* Brief
The answer must consist of every line from the data that holds the string "comments".

------ Task input

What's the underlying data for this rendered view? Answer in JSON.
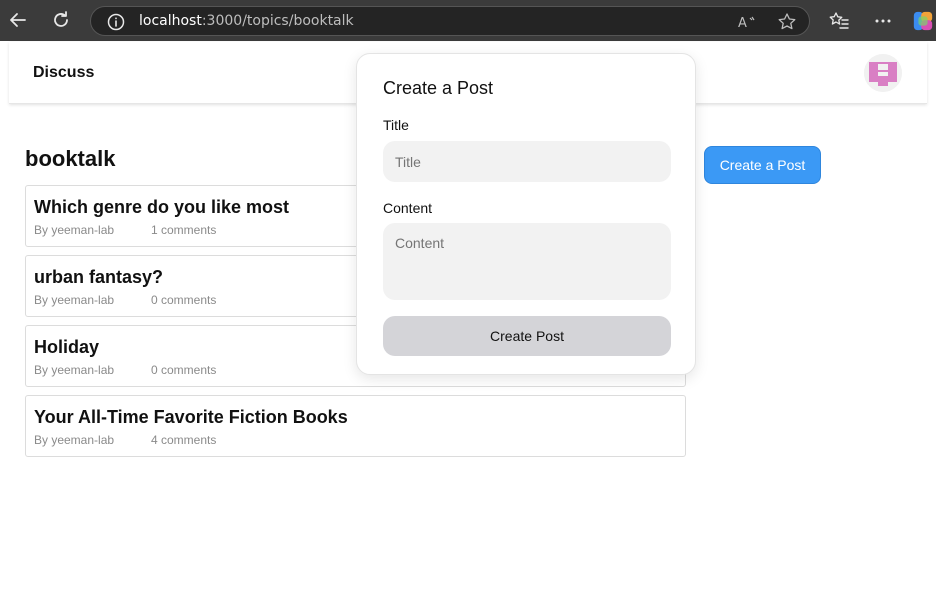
{
  "browser": {
    "url_host": "localhost",
    "url_rest": ":3000/topics/booktalk"
  },
  "header": {
    "brand": "Discuss"
  },
  "topic": {
    "title": "booktalk",
    "create_button": "Create a Post"
  },
  "posts": [
    {
      "title": "Which genre do you like most",
      "author": "By yeeman-lab",
      "comments": "1 comments"
    },
    {
      "title": "urban fantasy?",
      "author": "By yeeman-lab",
      "comments": "0 comments"
    },
    {
      "title": "Holiday",
      "author": "By yeeman-lab",
      "comments": "0 comments"
    },
    {
      "title": "Your All-Time Favorite Fiction Books",
      "author": "By yeeman-lab",
      "comments": "4 comments"
    }
  ],
  "popover": {
    "heading": "Create a Post",
    "title_label": "Title",
    "title_placeholder": "Title",
    "content_label": "Content",
    "content_placeholder": "Content",
    "submit_label": "Create Post"
  },
  "colors": {
    "accent": "#3b99f5",
    "avatar": "#d97fc4"
  }
}
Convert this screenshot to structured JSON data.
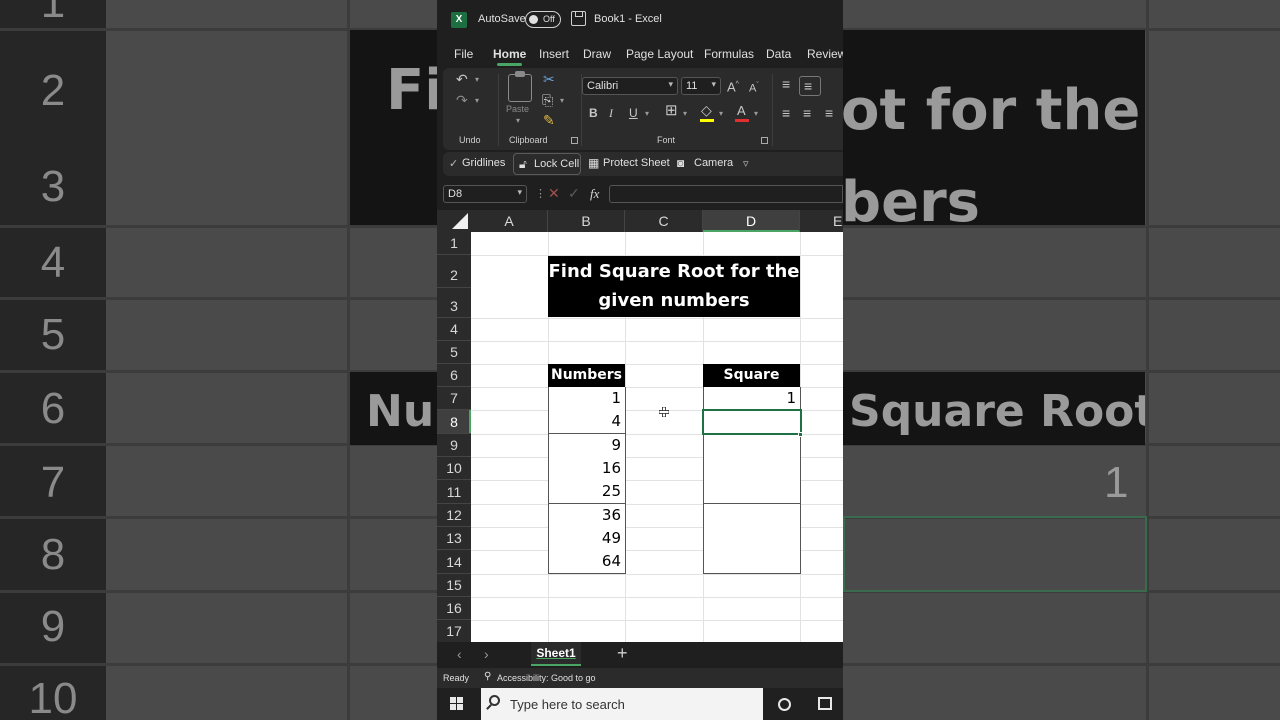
{
  "background": {
    "row_numbers": [
      "1",
      "2",
      "3",
      "4",
      "5",
      "6",
      "7",
      "8",
      "9",
      "10"
    ],
    "title_text_line1": "Find Square Root for the",
    "title_text_line2": "given numbers",
    "header_left": "Numbers",
    "header_right": "Square Root",
    "value": "1"
  },
  "titlebar": {
    "app_icon": "excel-logo-icon",
    "autosave_label": "AutoSave",
    "autosave_state": "Off",
    "document_title": "Book1  -  Excel"
  },
  "tabs": [
    {
      "label": "File"
    },
    {
      "label": "Home"
    },
    {
      "label": "Insert"
    },
    {
      "label": "Draw"
    },
    {
      "label": "Page Layout"
    },
    {
      "label": "Formulas"
    },
    {
      "label": "Data"
    },
    {
      "label": "Review"
    }
  ],
  "ribbon": {
    "undo_group": "Undo",
    "clipboard_group": "Clipboard",
    "paste_label": "Paste",
    "font_group": "Font",
    "font_name": "Calibri",
    "font_size": "11",
    "bold": "B",
    "italic": "I",
    "underline": "U"
  },
  "quick_access": {
    "gridlines": "Gridlines",
    "lock_cell": "Lock Cell",
    "protect_sheet": "Protect Sheet",
    "camera": "Camera"
  },
  "formula_bar": {
    "name_box": "D8",
    "fx": "fx",
    "content": ""
  },
  "grid": {
    "columns": [
      "A",
      "B",
      "C",
      "D",
      "E"
    ],
    "selected_column": "D",
    "rows": [
      "1",
      "2",
      "3",
      "4",
      "5",
      "6",
      "7",
      "8",
      "9",
      "10",
      "11",
      "12",
      "13",
      "14",
      "15",
      "16",
      "17"
    ],
    "selected_row": "8",
    "title_line1": "Find Square Root for the",
    "title_line2": "given numbers",
    "numbers_header": "Numbers",
    "square_root_header": "Square Root",
    "numbers": [
      "1",
      "4",
      "9",
      "16",
      "25",
      "36",
      "49",
      "64"
    ],
    "square_roots": [
      "1",
      "",
      "",
      "",
      "",
      "",
      "",
      ""
    ]
  },
  "sheets": {
    "active": "Sheet1",
    "add_label": "+"
  },
  "status": {
    "ready": "Ready",
    "accessibility": "Accessibility: Good to go"
  },
  "taskbar": {
    "search_placeholder": "Type here to search"
  }
}
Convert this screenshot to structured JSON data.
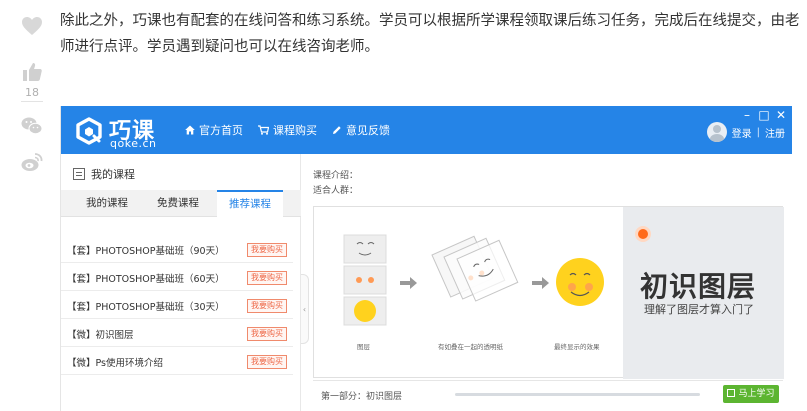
{
  "article": {
    "paragraph": "除此之外，巧课也有配套的在线问答和练习系统。学员可以根据所学课程领取课后练习任务，完成后在线提交，由老师进行点评。学员遇到疑问也可以在线咨询老师。"
  },
  "rail": {
    "like_count": "18"
  },
  "app": {
    "logo_text": "巧课",
    "logo_sub": "qoke.cn",
    "nav": [
      {
        "label": "官方首页",
        "icon": "home-icon"
      },
      {
        "label": "课程购买",
        "icon": "cart-icon"
      },
      {
        "label": "意见反馈",
        "icon": "pencil-icon"
      }
    ],
    "window_controls": [
      "–",
      "□",
      "✕"
    ],
    "login": "登录",
    "divider": "|",
    "register": "注册",
    "brand_color": "#2584e7"
  },
  "left_panel": {
    "title": "我的课程",
    "tabs": [
      "我的课程",
      "免费课程",
      "推荐课程"
    ],
    "active_tab": "推荐课程",
    "courses": [
      {
        "name": "【套】PHOTOSHOP基础班（90天）",
        "action": "我要购买"
      },
      {
        "name": "【套】PHOTOSHOP基础班（60天）",
        "action": "我要购买"
      },
      {
        "name": "【套】PHOTOSHOP基础班（30天）",
        "action": "我要购买"
      },
      {
        "name": "【微】初识图层",
        "action": "我要购买"
      },
      {
        "name": "【微】Ps使用环境介绍",
        "action": "我要购买"
      }
    ],
    "collapse_glyph": "‹"
  },
  "right_panel": {
    "intro_label": "课程介绍：",
    "audience_label": "适合人群：",
    "slide": {
      "title": "初识图层",
      "subtitle": "理解了图层才算入门了",
      "captions": [
        "图层",
        "有如叠在一起的透明纸",
        "最终显示的效果"
      ]
    },
    "part_label": "第一部分：初识图层",
    "study_button": "马上学习",
    "progress": 0.0
  }
}
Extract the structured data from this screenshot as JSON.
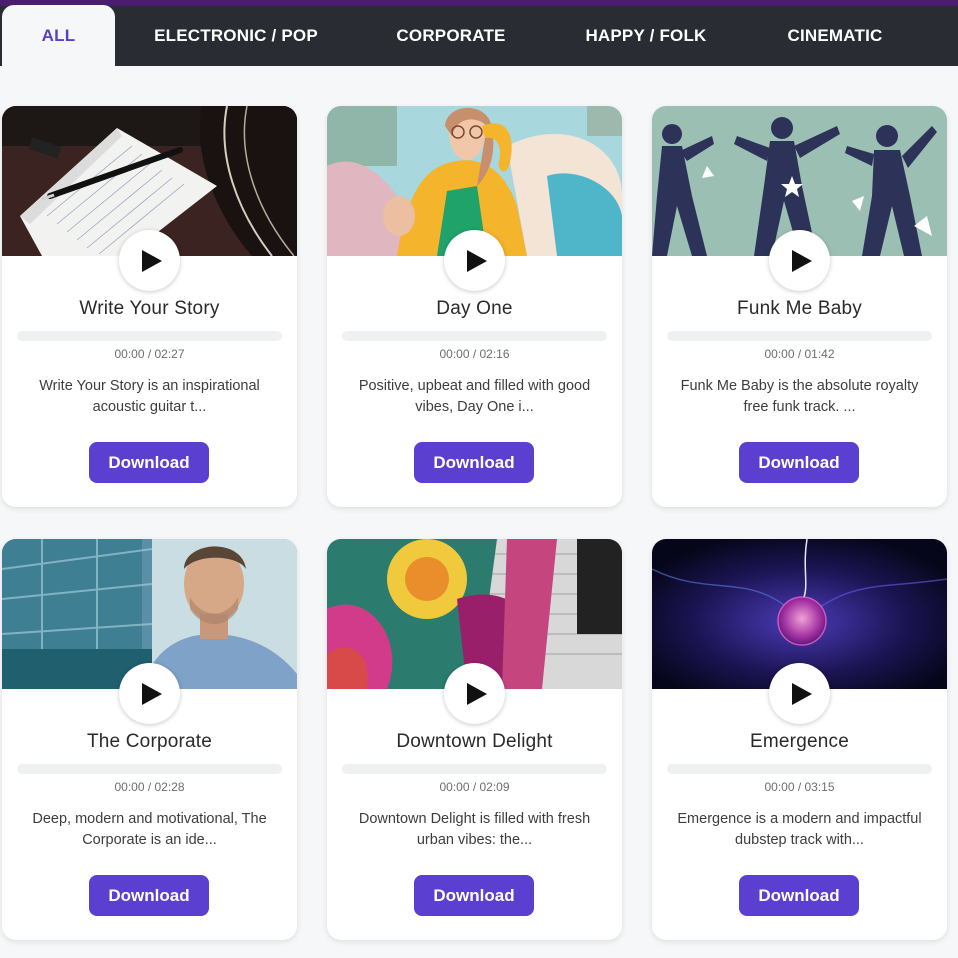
{
  "tabs": [
    {
      "label": "ALL",
      "active": true
    },
    {
      "label": "ELECTRONIC / POP",
      "active": false
    },
    {
      "label": "CORPORATE",
      "active": false
    },
    {
      "label": "HAPPY / FOLK",
      "active": false
    },
    {
      "label": "CINEMATIC",
      "active": false
    }
  ],
  "colors": {
    "accent": "#5b3fd0",
    "tab_bar": "#2a2c33",
    "active_tab_text": "#5a3fc8",
    "page_bg": "#f6f7f9"
  },
  "tracks": [
    {
      "title": "Write Your Story",
      "time": "00:00 / 02:27",
      "description": "Write Your Story is an inspirational acoustic guitar t...",
      "download_label": "Download",
      "image": "notebook-and-guitar",
      "progress": 0
    },
    {
      "title": "Day One",
      "time": "00:00 / 02:16",
      "description": "Positive, upbeat and filled with good vibes, Day One i...",
      "download_label": "Download",
      "image": "woman-in-yellow-jacket",
      "progress": 0
    },
    {
      "title": "Funk Me Baby",
      "time": "00:00 / 01:42",
      "description": "Funk Me Baby is the absolute royalty free funk track. ...",
      "download_label": "Download",
      "image": "dancing-silhouettes",
      "progress": 0
    },
    {
      "title": "The Corporate",
      "time": "00:00 / 02:28",
      "description": "Deep, modern and motivational, The Corporate is an ide...",
      "download_label": "Download",
      "image": "businessman-glass-building",
      "progress": 0
    },
    {
      "title": "Downtown Delight",
      "time": "00:00 / 02:09",
      "description": "Downtown Delight is filled with fresh urban vibes: the...",
      "download_label": "Download",
      "image": "graffiti-wall",
      "progress": 0
    },
    {
      "title": "Emergence",
      "time": "00:00 / 03:15",
      "description": "Emergence is a modern and impactful dubstep track with...",
      "download_label": "Download",
      "image": "plasma-ball",
      "progress": 0
    }
  ]
}
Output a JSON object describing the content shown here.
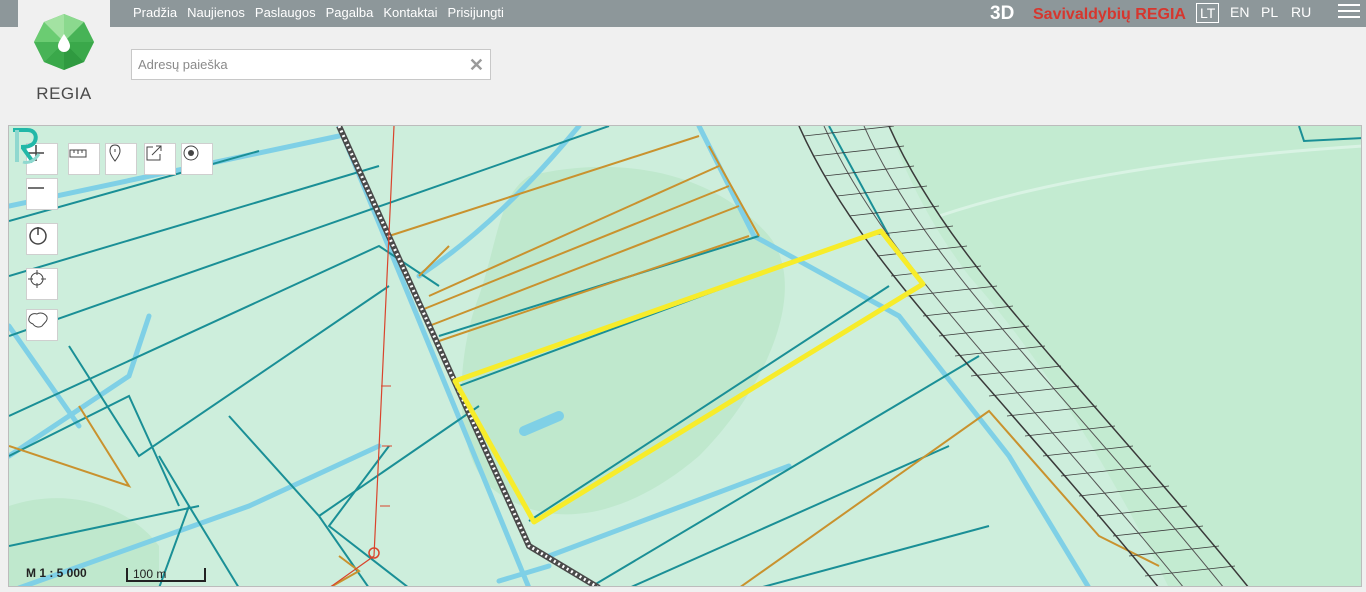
{
  "nav": {
    "items": [
      "Pradžia",
      "Naujienos",
      "Paslaugos",
      "Pagalba",
      "Kontaktai",
      "Prisijungti"
    ]
  },
  "logo": {
    "text": "REGIA"
  },
  "header": {
    "btn_3d": "3D",
    "brand": "Savivaldybių REGIA",
    "languages": [
      "LT",
      "EN",
      "PL",
      "RU"
    ],
    "active_language": "LT"
  },
  "search": {
    "placeholder": "Adresų paieška",
    "value": ""
  },
  "map": {
    "scale_label": "M 1 : 5 000",
    "scalebar_label": "100 m",
    "icons": {
      "zoom_in": "plus-icon",
      "zoom_out": "minus-icon",
      "measure": "ruler-icon",
      "marker": "marker-icon",
      "share": "share-icon",
      "locate": "target-icon",
      "power": "power-icon",
      "crosshair": "crosshair-icon",
      "country": "country-outline-icon"
    },
    "colors": {
      "background": "#cdeedc",
      "parcel_line": "#1a8f96",
      "road_line": "#7fd0e6",
      "highlight": "#f7ec2a",
      "orange_line": "#c9922e",
      "rail": "#4a4a4a",
      "power_line": "#d9442c"
    }
  }
}
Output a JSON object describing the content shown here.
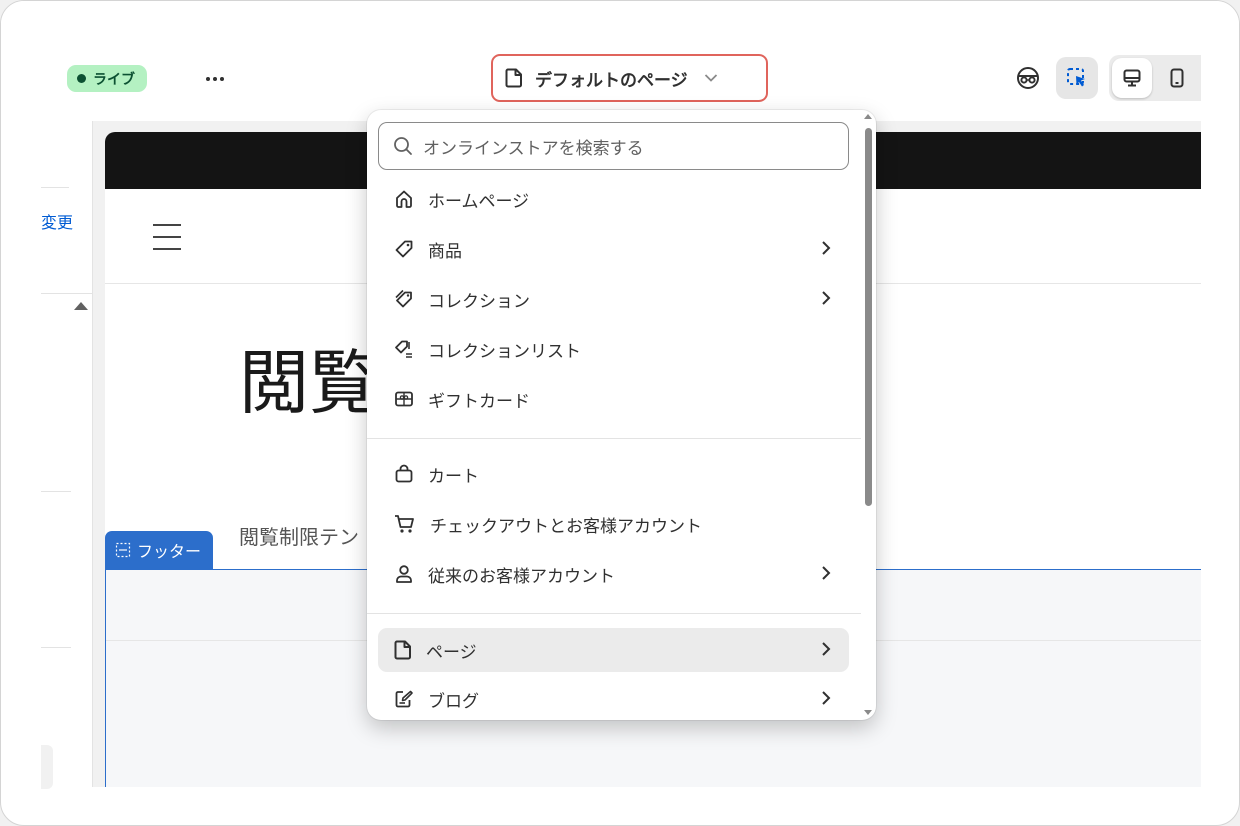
{
  "topbar": {
    "status_label": "ライブ",
    "more_label": "...",
    "page_selector_label": "デフォルトのページ"
  },
  "sidebar": {
    "change_text": "変更"
  },
  "preview": {
    "page_title": "閲覧",
    "body_text": "閲覧制限テン"
  },
  "footer_tag": {
    "label": "フッター"
  },
  "dropdown": {
    "search_placeholder": "オンラインストアを検索する",
    "items": [
      {
        "label": "ホームページ",
        "icon": "home-icon",
        "has_arrow": false
      },
      {
        "label": "商品",
        "icon": "tag-icon",
        "has_arrow": true
      },
      {
        "label": "コレクション",
        "icon": "collection-icon",
        "has_arrow": true
      },
      {
        "label": "コレクションリスト",
        "icon": "collection-list-icon",
        "has_arrow": false
      },
      {
        "label": "ギフトカード",
        "icon": "gift-card-icon",
        "has_arrow": false
      },
      {
        "label": "カート",
        "icon": "bag-icon",
        "has_arrow": false
      },
      {
        "label": "チェックアウトとお客様アカウント",
        "icon": "cart-icon",
        "has_arrow": false
      },
      {
        "label": "従来のお客様アカウント",
        "icon": "person-icon",
        "has_arrow": true
      },
      {
        "label": "ページ",
        "icon": "page-icon",
        "has_arrow": true,
        "selected": true
      },
      {
        "label": "ブログ",
        "icon": "blog-icon",
        "has_arrow": true
      }
    ]
  },
  "colors": {
    "live_badge_bg": "#b4f1c2",
    "highlight_border": "#e0645c",
    "accent_blue": "#2c6ecb"
  }
}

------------

* Solution for this task
      "comments": "1 comments"
      "comments": "0 comments"
      "comments": "0 comments"
      "comments": "4 comments"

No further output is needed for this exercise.